Three Lane Highway: the seven stages of Techies

Three Lane Highway is Chris' column about Dota 2.

The patch could be here tomorrow. Maybe? Hopefully. By the time you read this you'll probably know more than I do. Valve have promised Techies by the end of August; Valve have promised a lot of things. Anything - and literally nothing - is possible.

It'll probably be tomorrow. If it is, we'll finally begin the process of accepting Techies into the game. Techies, the argument goes, are going to change how pub Dota is played forever. All Pick is going to become a (literal) minefield. The old ways will be gone. It seems appropriate that a hero with a reputation for griefing should attract a seven-stage process of its own.

Shock and denial

This is how you are going to feel the first time that an enemy Techies shockingly denies themselves to secure first blood against you. It will feel cheap, at first, and unfair. Techies can achieve with a single allied Tiny what the entire Dire team normally pulls off by rushing into the Radiant jungle before the horn.

"The novelty will wear off" you'll think, when the surprise fades. "People will get bored of doing it eventually." Now you're in denial: they will not get bored. There will always be new Techies players, just as there are always new Pudge players. The future looks like an endless series of level one suicide attacks. As you stare into the flames you perceive motion, like a pair of sunglasses descending; deal with it , the fire whispers.

Pain and guilt

You'll give in eventually. Change your name and queue solo and lock Techies before anybody else can. You'll fling yourself out of the fog of war at Crystal Maiden or somebody and - boom - there's your first blood. You'll mine the side shops and feed terribly. This might make you feel a little bit better at first but then the guilt comes: you're not that guy , are you? You never used to be that guy.

Anger and bargaining

Everybody else, however, clearly is that guy. After a week of contending with Techies in pub matches the novelty has very much worn off: who do these people think they are? Why doesn't anybody want to play Dota the way it used to be? Is everybody new? You suspect that everybody is new, and say as much.

When anger doesn't achieve anything - because it has never, in the history of Dota, achieved anything - you turn to bargaining. "pls no techies" you hurriedly type at the beginning of games. "i support if no techies pls". As a gesture of good faith you pick Witch Doctor and buy wards, courier, smoke, sentries. Then, somebody notices that Techies are free and repicks their hero. You sob quietly into your single Iron Branch.

Reflection and loneliness

Perhaps it is time to simply move on: to leave solo queue for a week or two and wait for the fuss to die down. You could work on your last-hitting, perhaps, or learn a new hero. Then, the notion strikes you: what if you work on becoming a really good Techies player? Someone respectable. Somebody the kids will look up to.

And so you practice. You read guides on bomb placement and work on finding farm with that awful basic attack in bot matches. You devote yourself to the theory and craft of Techies play, and slowly you improve. But there's no life in it, no spark. You realise that, as guilty as you felt at the time, there's something innocent and carefree about throwing your life away to troll a support. You start to miss the flames, in your own way.

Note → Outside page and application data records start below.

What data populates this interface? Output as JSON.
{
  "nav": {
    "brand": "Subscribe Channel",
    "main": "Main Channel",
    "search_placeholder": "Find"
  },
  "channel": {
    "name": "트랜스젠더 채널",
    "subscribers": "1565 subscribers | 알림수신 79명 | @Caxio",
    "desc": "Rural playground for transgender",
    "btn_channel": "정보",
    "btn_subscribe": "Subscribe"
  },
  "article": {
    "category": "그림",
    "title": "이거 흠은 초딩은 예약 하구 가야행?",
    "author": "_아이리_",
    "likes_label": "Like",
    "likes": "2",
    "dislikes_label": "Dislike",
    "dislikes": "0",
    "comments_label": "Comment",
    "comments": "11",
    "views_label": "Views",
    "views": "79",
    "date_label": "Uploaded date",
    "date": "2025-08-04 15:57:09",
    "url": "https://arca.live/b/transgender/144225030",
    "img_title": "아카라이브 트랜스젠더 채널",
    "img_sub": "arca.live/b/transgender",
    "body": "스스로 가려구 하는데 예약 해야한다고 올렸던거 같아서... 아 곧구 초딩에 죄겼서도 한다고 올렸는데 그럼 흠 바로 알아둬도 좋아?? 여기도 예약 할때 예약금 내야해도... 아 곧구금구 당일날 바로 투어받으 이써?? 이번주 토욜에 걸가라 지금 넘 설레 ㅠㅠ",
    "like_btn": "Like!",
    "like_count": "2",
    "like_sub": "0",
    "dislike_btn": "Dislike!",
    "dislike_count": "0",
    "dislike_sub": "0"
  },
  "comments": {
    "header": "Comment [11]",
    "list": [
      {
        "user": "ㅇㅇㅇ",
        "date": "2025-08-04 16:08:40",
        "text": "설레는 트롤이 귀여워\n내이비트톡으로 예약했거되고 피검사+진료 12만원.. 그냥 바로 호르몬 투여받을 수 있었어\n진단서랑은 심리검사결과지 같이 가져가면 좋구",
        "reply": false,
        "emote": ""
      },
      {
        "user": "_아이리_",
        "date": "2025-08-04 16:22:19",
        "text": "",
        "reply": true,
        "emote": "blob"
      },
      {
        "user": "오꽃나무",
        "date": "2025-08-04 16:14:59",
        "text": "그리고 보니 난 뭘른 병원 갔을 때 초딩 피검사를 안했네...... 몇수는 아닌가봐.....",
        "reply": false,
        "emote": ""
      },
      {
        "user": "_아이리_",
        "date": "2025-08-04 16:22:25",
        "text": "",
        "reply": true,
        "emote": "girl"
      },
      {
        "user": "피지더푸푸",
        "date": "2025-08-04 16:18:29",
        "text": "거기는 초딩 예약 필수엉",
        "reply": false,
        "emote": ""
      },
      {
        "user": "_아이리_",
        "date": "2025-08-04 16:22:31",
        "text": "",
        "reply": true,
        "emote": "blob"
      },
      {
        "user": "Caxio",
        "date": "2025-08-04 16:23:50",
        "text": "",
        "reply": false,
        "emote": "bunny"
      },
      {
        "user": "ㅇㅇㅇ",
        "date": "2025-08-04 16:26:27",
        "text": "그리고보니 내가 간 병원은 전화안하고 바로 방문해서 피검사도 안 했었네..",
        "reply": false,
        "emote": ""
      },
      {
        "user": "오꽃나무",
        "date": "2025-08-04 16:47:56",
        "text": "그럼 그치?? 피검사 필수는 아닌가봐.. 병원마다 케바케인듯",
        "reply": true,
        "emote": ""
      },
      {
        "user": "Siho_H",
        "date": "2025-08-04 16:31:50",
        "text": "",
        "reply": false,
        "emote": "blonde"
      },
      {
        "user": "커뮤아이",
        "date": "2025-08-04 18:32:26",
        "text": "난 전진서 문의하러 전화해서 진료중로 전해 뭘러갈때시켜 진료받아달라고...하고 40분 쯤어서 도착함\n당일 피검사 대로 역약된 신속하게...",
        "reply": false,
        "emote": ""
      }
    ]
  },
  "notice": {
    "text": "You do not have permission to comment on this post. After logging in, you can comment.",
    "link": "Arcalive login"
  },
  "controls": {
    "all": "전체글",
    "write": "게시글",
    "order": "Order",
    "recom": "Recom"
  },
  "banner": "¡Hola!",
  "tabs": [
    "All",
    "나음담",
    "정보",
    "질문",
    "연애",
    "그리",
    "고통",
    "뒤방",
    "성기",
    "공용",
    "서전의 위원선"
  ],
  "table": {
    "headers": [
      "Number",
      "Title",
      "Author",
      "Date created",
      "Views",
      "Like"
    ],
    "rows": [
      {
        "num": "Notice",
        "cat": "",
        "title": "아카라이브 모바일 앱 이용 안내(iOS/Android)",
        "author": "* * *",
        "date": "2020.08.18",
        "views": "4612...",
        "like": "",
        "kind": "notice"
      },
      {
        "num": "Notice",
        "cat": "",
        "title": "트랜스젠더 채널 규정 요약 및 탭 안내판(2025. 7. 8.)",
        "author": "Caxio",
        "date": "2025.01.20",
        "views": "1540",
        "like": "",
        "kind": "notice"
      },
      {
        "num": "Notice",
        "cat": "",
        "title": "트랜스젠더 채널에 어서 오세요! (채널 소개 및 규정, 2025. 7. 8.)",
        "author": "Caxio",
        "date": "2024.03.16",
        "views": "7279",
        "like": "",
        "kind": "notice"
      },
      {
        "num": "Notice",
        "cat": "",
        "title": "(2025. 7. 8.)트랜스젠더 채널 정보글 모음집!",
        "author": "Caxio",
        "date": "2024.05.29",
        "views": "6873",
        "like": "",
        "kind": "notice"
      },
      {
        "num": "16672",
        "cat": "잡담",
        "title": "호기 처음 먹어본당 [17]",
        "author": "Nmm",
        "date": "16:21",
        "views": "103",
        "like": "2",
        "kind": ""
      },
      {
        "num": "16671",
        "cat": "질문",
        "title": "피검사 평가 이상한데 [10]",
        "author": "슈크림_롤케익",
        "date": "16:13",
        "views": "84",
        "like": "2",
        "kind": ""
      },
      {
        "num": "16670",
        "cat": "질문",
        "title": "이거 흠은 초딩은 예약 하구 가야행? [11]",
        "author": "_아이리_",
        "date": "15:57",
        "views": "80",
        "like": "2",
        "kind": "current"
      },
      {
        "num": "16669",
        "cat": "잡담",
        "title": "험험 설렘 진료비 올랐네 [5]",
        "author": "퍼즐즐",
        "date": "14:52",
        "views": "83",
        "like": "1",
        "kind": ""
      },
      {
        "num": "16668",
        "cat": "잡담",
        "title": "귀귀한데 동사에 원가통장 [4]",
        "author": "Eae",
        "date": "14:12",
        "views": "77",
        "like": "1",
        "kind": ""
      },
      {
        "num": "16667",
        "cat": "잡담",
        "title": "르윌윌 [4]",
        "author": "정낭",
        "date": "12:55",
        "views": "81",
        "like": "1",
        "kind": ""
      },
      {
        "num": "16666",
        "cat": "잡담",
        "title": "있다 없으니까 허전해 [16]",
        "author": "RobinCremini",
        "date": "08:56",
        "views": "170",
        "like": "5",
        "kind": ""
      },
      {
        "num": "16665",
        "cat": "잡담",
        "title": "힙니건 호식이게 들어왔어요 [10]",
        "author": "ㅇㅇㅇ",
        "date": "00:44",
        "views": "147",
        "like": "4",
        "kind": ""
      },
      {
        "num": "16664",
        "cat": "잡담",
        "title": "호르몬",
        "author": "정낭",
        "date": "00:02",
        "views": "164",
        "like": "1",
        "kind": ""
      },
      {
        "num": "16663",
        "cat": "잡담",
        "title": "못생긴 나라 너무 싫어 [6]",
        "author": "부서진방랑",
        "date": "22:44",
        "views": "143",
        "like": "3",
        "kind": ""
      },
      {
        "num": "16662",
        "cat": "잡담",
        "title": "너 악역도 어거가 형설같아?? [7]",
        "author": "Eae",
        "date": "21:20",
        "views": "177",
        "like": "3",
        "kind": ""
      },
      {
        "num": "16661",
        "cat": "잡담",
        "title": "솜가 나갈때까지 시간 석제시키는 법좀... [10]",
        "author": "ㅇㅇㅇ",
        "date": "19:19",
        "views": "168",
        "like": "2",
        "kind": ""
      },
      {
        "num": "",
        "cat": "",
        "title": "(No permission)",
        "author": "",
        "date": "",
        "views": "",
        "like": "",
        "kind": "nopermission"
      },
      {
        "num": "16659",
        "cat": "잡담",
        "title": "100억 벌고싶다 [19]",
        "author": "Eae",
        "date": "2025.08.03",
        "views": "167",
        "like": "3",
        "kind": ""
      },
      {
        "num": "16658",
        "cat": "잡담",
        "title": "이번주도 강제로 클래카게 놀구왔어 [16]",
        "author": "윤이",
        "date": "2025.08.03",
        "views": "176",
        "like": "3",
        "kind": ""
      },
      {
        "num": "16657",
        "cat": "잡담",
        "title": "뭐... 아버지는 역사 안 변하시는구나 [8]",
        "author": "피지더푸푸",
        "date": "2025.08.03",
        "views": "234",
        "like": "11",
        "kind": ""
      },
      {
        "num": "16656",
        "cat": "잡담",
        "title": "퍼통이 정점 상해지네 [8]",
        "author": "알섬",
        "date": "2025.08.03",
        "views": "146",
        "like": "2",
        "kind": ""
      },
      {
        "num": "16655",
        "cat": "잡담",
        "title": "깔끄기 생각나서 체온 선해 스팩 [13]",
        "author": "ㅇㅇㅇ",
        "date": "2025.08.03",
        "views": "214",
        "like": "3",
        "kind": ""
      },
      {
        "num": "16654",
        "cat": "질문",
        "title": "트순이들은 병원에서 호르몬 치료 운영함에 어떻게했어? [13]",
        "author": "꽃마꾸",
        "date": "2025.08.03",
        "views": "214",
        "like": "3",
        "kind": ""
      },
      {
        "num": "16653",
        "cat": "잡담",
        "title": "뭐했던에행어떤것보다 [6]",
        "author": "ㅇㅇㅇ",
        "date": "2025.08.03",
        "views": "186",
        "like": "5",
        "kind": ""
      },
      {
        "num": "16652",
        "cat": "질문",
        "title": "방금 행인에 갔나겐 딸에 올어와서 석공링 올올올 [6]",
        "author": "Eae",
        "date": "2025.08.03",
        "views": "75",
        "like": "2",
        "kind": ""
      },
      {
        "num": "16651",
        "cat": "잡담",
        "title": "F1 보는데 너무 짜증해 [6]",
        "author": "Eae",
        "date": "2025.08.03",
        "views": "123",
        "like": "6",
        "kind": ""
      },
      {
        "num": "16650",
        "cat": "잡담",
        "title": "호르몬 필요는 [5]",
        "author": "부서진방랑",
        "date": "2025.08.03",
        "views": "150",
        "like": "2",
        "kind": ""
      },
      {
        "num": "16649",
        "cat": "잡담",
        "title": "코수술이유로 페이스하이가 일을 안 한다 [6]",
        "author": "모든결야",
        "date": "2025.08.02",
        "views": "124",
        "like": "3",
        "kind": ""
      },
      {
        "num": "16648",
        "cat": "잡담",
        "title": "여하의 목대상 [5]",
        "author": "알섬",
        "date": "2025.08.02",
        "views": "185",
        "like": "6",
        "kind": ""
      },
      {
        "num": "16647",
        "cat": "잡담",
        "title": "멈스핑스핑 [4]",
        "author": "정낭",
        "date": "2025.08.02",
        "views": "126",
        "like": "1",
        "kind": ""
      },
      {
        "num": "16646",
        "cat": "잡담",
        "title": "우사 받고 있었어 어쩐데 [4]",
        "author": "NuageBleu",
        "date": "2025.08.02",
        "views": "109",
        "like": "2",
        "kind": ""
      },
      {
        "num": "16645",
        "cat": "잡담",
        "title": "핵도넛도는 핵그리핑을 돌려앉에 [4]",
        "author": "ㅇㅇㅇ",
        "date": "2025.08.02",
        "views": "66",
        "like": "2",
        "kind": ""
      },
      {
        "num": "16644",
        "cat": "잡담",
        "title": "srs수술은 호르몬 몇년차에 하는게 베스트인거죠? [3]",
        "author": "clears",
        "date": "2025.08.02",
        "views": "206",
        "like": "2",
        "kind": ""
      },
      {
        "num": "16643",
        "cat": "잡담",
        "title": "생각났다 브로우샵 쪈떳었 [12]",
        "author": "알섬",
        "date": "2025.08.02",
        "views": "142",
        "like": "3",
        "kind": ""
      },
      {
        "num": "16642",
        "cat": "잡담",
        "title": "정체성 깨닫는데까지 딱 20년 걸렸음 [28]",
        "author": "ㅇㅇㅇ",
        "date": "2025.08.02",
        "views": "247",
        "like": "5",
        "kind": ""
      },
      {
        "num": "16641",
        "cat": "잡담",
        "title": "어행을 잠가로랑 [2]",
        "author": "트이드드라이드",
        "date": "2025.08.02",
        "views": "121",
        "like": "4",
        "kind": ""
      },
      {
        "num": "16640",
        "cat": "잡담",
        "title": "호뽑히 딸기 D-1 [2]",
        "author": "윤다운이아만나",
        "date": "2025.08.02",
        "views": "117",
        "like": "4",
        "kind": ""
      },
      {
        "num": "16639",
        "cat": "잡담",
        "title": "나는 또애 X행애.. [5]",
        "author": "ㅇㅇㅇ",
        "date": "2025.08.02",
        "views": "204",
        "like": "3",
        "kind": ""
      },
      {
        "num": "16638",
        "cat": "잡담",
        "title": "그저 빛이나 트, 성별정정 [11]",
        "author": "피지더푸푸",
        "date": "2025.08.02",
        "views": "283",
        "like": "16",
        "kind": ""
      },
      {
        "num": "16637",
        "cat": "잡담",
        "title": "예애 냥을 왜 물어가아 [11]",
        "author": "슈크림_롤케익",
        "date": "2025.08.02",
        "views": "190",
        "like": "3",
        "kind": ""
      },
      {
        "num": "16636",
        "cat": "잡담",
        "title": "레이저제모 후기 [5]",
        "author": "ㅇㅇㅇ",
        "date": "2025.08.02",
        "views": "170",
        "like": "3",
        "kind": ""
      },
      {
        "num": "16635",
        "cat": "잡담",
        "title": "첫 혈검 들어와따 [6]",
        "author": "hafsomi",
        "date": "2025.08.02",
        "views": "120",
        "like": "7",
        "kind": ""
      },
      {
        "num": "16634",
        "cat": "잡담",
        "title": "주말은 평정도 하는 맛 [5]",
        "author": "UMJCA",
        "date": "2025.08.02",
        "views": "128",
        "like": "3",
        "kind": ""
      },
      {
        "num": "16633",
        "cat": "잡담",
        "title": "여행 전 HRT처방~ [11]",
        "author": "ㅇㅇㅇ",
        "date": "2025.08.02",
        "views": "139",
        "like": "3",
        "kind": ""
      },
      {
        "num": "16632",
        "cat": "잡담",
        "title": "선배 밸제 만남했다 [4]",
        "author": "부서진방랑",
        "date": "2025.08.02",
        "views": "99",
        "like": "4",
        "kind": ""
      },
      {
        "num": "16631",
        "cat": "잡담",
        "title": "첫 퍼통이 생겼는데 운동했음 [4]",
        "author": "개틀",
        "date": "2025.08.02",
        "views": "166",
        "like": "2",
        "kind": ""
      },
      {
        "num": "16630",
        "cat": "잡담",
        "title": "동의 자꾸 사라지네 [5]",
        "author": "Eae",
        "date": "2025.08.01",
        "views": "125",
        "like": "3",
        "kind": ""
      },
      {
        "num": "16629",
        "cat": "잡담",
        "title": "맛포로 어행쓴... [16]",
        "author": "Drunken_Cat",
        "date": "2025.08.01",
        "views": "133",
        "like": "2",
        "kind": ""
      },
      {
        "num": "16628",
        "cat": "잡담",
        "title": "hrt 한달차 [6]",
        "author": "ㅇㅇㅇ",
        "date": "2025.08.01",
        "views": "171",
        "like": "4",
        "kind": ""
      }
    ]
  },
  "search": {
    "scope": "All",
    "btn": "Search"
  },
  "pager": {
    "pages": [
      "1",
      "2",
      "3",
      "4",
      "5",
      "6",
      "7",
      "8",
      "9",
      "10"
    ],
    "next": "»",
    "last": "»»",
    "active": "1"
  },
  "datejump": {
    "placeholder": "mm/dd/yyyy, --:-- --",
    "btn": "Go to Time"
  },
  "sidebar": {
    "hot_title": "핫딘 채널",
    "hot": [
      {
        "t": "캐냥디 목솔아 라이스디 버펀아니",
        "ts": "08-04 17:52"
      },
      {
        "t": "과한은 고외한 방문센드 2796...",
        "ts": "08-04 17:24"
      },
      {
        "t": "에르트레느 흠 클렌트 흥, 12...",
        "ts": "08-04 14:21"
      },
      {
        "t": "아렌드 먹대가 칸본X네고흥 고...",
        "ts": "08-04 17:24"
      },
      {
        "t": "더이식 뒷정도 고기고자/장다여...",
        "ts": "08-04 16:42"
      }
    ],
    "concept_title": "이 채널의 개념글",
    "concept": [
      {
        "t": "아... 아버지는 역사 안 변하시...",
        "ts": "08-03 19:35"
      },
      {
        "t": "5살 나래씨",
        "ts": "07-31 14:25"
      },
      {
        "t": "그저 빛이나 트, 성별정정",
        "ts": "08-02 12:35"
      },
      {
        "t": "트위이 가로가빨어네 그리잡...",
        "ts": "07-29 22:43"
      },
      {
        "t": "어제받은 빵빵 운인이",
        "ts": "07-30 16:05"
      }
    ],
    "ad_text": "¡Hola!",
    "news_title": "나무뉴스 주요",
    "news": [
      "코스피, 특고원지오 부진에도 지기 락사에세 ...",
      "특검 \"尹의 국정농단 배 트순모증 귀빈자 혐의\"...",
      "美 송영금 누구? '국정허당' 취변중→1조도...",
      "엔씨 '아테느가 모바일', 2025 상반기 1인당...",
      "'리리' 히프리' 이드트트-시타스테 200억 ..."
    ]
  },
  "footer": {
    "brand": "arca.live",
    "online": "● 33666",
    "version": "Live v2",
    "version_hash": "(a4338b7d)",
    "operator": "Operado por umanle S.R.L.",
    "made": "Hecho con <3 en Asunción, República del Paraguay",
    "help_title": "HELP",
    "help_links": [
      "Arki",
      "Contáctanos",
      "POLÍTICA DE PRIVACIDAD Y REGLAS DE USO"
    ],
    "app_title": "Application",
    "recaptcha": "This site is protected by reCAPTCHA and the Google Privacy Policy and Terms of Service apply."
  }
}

The upward turn

When you return to solo queue you're no longer as aggrieved by the presence of little explosive goblins. You roll your eyes knowingly both at the players who automatically pick them and the players who get angry about the same: you've been both, you've moved past both. Your time practicing the hero has given you the knowledge you need to avoid the most obvious traps, and while from time to time you find yourself wandering into a nest of mines it stings far less than it used to.


You've got your Dota back. It's a little different, and sometimes people explode, but it's Dota. When Techies show up in Random Draft or Single Draft games it's an opportunity to play something a little bit unusual. You and your friends work to include Techies into your plans from time to time: when playing with a stack the hero is just another tool in the box, and not the end of the world. You watch a friend wander into a shop full of mines and laugh the long laugh of the healed.

Acceptance and hope

You have been on a long journey, Techies and you. Dota isn't quite the same as it used to be, but it's always like this, isn't it? You remember back, way back to when Spirit Breaker was added and smile. It's just like that, isn't it? Why didn't you realise? For a while, all anybody wanted to do was charge across the map as an angry-looking cosmic cow. Now, all they want to do is explode. And just like Spirit Breaker, you are probably never, ever going to see somebody pick Techies in a professional match. You will be fine.

The game settles down, and you start to wonder: what next? By this point, a month has passed - perhaps two. We are entering the autumn. You cast around for something to get hyped about all over again. Then, it hits you: where the fuck is Diretide?

To read more Three Lane Highway, click here .

Chris Thursten

Joining in 2011, Chris made his start with PC Gamer turning beautiful trees into magazines, first as a writer and later as deputy editor. Once PCG's reluctant MMO champion , his discovery of Dota 2 in 2012 led him to much darker, stranger places. In 2015, Chris became the editor of PC Gamer Pro, overseeing our online coverage of competitive gaming and esports. He left in 2017, and can be now found making games and recording the Crate & Crowbar podcast.